Fusion reactor technologies are well-positioned to contribute to our future power needs in a safe and sustainable manner. Numerical models can provide researchers with information on the behavior of the fusion plasma, as well as valuable insight on the effectiveness of reactor design and operation. However, to model the large number of plasma interactions requires a number of specialized models that are not fast enough to provide data on reactor design and operation.
Aaron Ho from the Science and Technology of Nuclear Fusion group in the department of Applied Physics at Eindhoven University of Technology has explored the use of machine learning approaches to speed up the numerical simulation of core plasma turbulent transport. Ho defended his thesis on March 17th.

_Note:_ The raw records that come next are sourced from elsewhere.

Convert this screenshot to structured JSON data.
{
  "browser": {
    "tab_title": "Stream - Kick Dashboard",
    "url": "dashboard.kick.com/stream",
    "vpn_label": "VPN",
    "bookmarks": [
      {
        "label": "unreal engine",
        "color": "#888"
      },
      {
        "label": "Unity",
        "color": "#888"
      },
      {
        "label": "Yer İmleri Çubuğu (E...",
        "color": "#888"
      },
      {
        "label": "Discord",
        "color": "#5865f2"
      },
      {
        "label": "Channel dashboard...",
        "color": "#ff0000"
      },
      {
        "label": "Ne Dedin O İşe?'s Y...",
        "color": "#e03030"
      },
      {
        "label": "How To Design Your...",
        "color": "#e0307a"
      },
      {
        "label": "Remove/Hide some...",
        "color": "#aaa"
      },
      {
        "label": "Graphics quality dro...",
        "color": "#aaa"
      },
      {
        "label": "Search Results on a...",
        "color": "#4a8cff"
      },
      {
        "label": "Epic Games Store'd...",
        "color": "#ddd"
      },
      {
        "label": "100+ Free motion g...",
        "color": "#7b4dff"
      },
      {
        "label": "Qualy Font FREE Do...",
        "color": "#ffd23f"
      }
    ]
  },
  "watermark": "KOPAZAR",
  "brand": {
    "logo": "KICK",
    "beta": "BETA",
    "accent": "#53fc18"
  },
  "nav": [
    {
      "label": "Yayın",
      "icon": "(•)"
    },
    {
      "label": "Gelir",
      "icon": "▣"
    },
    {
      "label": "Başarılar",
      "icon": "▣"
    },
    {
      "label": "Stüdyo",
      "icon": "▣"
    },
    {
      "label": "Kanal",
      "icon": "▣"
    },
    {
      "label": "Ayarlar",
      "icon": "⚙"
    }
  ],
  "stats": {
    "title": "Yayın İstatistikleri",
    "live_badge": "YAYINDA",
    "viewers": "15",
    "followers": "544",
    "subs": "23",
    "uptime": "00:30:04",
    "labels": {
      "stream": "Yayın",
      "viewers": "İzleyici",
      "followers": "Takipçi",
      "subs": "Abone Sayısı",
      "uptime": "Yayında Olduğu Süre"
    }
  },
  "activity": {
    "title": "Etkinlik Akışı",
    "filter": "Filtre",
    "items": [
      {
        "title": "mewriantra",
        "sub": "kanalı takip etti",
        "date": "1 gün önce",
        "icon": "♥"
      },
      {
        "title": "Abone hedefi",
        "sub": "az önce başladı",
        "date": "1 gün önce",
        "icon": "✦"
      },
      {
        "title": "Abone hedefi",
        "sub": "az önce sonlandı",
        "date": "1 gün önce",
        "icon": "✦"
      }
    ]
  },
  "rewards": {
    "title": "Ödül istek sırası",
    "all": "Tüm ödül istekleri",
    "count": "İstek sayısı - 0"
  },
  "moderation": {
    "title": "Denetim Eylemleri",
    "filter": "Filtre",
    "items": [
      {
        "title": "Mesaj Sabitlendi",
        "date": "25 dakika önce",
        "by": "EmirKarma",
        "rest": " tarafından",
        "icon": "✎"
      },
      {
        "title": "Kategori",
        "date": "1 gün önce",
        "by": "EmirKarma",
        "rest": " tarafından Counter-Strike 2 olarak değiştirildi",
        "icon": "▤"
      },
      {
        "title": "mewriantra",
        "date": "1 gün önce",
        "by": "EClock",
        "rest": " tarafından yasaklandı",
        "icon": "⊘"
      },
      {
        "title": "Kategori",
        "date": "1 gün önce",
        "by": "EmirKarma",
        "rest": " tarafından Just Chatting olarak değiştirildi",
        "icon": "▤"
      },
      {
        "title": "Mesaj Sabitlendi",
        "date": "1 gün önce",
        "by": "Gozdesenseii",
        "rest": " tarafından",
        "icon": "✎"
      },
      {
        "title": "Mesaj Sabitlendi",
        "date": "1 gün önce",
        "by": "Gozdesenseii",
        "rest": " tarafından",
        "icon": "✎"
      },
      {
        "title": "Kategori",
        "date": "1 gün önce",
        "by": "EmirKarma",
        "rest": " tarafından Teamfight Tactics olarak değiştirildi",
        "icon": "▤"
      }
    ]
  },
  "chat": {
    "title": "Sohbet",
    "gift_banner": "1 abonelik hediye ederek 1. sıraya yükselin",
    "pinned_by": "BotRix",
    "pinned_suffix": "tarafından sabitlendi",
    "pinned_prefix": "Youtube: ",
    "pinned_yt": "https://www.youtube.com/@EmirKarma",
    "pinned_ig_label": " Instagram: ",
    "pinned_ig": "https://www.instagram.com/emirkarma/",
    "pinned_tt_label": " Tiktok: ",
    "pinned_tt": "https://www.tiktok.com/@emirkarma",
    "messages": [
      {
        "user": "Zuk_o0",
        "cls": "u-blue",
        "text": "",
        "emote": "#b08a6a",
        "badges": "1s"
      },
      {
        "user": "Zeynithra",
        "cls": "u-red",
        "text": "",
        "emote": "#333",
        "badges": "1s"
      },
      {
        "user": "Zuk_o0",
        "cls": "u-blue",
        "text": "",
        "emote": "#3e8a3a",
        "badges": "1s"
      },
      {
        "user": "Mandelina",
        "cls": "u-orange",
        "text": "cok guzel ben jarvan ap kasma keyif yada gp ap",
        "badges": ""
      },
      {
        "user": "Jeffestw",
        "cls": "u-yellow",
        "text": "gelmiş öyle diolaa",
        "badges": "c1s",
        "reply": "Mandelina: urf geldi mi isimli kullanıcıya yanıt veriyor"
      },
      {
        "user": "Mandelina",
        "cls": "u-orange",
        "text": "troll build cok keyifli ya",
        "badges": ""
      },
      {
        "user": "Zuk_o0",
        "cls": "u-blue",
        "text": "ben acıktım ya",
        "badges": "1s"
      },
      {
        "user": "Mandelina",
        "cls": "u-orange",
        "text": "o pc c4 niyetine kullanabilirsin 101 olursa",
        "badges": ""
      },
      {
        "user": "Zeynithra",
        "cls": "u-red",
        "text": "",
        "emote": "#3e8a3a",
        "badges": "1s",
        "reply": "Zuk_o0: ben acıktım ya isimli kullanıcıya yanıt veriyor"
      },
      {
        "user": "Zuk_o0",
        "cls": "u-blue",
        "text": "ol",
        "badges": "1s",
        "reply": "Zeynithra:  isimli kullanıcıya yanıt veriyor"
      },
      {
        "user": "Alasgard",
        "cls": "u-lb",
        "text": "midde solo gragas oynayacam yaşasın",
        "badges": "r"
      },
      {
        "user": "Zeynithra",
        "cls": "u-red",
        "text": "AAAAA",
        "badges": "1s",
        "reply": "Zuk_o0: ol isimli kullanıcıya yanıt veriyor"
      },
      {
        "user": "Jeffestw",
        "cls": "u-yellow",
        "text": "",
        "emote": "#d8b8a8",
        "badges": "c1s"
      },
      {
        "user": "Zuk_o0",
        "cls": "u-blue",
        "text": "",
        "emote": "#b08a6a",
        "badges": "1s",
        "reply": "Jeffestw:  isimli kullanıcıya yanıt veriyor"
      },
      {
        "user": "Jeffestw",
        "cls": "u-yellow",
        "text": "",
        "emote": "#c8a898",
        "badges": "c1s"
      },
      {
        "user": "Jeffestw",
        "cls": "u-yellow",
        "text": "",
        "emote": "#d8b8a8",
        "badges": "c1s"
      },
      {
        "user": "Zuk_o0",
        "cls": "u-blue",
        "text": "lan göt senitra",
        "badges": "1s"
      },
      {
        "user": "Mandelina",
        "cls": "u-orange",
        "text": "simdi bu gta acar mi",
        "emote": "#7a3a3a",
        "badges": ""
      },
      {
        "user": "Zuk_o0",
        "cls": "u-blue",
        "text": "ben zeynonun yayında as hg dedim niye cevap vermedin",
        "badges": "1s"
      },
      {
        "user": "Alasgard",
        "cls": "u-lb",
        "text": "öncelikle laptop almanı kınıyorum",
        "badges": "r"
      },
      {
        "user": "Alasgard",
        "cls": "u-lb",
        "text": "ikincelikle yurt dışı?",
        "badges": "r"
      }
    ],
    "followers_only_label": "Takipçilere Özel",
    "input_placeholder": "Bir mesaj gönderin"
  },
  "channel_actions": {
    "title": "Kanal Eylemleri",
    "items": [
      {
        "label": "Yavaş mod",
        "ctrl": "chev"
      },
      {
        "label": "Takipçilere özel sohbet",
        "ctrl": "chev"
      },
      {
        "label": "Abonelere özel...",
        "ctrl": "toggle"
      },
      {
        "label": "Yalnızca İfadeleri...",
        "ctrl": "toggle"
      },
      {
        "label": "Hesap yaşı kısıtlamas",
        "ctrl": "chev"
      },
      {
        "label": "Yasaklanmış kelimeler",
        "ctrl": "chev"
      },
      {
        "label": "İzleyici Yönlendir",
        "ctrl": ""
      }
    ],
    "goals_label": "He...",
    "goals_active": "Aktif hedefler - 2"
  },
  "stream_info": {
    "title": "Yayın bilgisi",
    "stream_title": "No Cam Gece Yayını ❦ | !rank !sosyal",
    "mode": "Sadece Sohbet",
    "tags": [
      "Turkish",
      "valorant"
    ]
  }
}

The ultimate goal of research on fusion reactors is to achieve a net power gain in an economically viable manner. To reach this goal, large intricate devices have been constructed, but as these devices become more complex, it becomes increasingly important to adopt a predict-first approach regarding its operation. This reduces operational inefficiencies and protects the device from severe damage.